## [THE TASK]
What the task requires is each entry, restated exactly.

Start of DATASET RECORDS

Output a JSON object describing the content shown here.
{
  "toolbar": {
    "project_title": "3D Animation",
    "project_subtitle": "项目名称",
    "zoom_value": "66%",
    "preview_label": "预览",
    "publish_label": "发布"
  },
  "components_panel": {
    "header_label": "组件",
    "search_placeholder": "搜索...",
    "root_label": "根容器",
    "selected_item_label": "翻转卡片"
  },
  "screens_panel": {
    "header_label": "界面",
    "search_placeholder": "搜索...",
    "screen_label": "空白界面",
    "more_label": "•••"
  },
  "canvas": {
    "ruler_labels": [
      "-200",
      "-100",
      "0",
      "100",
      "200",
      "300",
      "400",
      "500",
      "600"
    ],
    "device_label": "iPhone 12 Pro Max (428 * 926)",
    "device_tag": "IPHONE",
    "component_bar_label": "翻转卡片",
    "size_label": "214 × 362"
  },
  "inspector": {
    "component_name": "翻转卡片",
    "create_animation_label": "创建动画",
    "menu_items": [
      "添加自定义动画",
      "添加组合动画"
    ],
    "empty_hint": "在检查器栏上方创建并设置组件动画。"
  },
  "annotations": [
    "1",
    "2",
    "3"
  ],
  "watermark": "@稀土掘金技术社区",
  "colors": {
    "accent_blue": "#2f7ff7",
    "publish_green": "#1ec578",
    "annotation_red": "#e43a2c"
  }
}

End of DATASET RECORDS

## [SOLUTION TO THIS PROBLEM]
Output a JSON object describing the content shown here.
{
  "toolbar": {
    "project_title": "3D Animation",
    "project_subtitle": "项目名称",
    "zoom_value": "66%",
    "preview_label": "预览",
    "publish_label": "发布"
  },
  "components_panel": {
    "header_label": "组件",
    "search_placeholder": "搜索...",
    "root_label": "根容器",
    "selected_item_label": "翻转卡片"
  },
  "screens_panel": {
    "header_label": "界面",
    "search_placeholder": "搜索...",
    "screen_label": "空白界面",
    "more_label": "•••"
  },
  "canvas": {
    "ruler_labels": [
      "-200",
      "-100",
      "0",
      "100",
      "200",
      "300",
      "400",
      "500",
      "600"
    ],
    "device_label": "iPhone 12 Pro Max (428 * 926)",
    "device_tag": "IPHONE",
    "component_bar_label": "翻转卡片",
    "size_label": "214 × 362"
  },
  "inspector": {
    "component_name": "翻转卡片",
    "create_animation_label": "创建动画",
    "menu_items": [
      "添加自定义动画",
      "添加组合动画"
    ],
    "empty_hint": "在检查器栏上方创建并设置组件动画。"
  },
  "annotations": [
    "1",
    "2",
    "3"
  ],
  "watermark": "@稀土掘金技术社区",
  "colors": {
    "accent_blue": "#2f7ff7",
    "publish_green": "#1ec578",
    "annotation_red": "#e43a2c"
  }
}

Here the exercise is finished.